A Bolt spokesperson said “drivers across the UK” like its “existing model because it gives them the opportunity to earn more.”
The company spokesperson said “huge demand across the sector” means “all operators need to keep improving their offer to encourage drivers to use their platform.”
“Bolt has an open dialogue with the GMB and will continue to speak with them directly,” the spokesperson added.
Emily Bradshaw, a partner from Pattison Brewer – the law firm acting on behalf of GMB – called on gig economy employers to “recognise when their staff meet the legal definition of worker.”
The case comes after Britain’s supreme court last year ruled that Uber must give its drivers 28 days paid holidays, sick pay, a maximum 48-hour week, and pay them the national minimum wage.
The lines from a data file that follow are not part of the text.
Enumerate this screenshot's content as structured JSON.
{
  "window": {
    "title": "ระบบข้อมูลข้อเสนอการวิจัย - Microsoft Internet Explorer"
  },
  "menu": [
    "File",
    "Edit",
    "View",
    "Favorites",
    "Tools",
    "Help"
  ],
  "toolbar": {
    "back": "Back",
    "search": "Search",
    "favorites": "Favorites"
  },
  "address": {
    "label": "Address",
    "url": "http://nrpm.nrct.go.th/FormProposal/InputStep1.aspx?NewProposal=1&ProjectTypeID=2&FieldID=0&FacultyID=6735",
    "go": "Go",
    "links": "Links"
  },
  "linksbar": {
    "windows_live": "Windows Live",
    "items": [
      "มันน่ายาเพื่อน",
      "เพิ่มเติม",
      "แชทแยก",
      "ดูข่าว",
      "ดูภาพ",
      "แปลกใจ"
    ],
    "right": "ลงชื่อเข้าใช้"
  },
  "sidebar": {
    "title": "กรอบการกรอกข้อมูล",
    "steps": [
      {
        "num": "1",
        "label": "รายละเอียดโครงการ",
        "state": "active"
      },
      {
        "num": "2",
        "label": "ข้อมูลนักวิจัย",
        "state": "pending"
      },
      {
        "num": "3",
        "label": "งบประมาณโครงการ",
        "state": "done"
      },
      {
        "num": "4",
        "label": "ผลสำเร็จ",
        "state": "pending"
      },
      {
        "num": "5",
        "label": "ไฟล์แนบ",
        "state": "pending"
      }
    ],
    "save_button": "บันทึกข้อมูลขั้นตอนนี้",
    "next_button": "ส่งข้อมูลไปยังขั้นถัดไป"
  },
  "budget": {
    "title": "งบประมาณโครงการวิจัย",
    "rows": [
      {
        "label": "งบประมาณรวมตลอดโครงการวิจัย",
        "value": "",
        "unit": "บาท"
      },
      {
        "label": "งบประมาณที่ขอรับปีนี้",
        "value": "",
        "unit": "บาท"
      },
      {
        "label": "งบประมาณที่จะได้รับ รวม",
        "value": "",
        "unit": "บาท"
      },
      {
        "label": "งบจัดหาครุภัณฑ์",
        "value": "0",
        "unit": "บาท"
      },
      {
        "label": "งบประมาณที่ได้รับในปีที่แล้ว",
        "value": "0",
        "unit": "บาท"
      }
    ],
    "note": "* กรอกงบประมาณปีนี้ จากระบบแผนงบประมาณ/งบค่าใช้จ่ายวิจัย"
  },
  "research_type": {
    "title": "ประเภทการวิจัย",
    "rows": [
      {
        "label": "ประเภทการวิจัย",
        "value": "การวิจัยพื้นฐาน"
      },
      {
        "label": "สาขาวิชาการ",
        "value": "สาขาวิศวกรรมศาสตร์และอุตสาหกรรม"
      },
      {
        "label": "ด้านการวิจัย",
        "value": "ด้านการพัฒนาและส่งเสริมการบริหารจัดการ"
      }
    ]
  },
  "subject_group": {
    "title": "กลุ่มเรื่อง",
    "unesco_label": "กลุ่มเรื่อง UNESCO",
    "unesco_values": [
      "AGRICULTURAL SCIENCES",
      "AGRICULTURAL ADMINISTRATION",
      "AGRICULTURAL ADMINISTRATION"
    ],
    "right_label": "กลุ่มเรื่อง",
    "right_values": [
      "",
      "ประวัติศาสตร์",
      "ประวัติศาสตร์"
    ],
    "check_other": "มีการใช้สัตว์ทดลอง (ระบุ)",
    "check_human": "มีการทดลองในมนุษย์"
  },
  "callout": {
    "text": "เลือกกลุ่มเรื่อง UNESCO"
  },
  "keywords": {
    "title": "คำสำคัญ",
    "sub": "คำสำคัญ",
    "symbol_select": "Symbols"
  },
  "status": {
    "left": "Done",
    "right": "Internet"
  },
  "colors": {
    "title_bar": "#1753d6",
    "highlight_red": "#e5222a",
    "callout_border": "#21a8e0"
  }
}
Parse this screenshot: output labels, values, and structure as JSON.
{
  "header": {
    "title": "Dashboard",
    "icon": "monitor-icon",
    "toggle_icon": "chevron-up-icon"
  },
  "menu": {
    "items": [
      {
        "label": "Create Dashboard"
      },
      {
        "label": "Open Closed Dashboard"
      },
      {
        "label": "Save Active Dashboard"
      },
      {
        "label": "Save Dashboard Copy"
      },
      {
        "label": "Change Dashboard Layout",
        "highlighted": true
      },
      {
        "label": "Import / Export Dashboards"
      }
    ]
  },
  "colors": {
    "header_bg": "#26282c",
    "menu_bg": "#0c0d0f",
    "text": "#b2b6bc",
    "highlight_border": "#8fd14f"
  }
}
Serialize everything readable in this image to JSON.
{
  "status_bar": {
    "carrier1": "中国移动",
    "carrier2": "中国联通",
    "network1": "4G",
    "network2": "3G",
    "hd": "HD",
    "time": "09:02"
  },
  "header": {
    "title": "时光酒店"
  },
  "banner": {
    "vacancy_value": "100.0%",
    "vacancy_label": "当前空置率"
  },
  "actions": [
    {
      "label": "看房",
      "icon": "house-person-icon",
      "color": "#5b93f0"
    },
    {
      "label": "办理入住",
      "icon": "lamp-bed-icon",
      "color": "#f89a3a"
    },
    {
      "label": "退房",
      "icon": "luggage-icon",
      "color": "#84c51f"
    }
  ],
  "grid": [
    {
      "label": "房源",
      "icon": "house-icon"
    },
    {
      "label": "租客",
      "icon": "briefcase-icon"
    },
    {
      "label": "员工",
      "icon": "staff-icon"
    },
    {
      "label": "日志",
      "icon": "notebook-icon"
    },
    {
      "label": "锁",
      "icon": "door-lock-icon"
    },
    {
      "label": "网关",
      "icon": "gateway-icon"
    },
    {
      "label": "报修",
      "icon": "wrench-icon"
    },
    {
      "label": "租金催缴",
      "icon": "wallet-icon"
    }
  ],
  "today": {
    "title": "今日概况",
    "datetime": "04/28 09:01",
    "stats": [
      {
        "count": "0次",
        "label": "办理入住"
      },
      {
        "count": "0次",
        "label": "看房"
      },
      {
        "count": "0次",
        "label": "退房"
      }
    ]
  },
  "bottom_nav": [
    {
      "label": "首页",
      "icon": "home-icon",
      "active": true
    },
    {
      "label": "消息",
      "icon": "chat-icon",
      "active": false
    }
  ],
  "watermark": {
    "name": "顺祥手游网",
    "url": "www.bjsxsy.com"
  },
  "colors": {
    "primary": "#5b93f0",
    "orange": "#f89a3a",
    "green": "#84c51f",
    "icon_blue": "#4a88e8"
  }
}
The landmark ruling paved the way for other gig economy workers to claim employment benefits, if they meet certain ‘tests,’ around pay and the extent to which they are controlled by their firms.
However, Daniel Parker, an employment lawyer at Winckworth Sherwood, explained that while “recent ‘gig economy’ decisions may have spurred on” GMB’s lawsuit, the Uber ruling does not guarantee Bolt’s driver’s will succeed in their case.
Parker said gig economy cases usually centre around the definition of a worker, in relation to questions over the “flexibility that individuals enjoy to organise and define their affairs” and the extent to which workers are “under a real degree of control”.
The employment lawyer added that “deciding whether someone is a worker or a self-employed contractor can be a very nuanced exercise.”
Notably, while workers at Pimlico Plumbers and taxi firm Addison Lee received recognition as workers after bringing forward legal challenges, the Court of Appeals last year ruled that Deliveroo drivers should not be classed as workers, due to the fact that riders can ask others to carry out a delivery for them.
The ambiguity has led to calls from unions, the Labour party, and the CEO of the Pensions Regulator, for greater clarity around the legal definition of the word worker
Nick Le Riche, a partner at BDB Pitmans said the UK’s cost-of-living crisis could accelerate the push for clarity “given the greater insecurity of working arrangements in the gig economy.”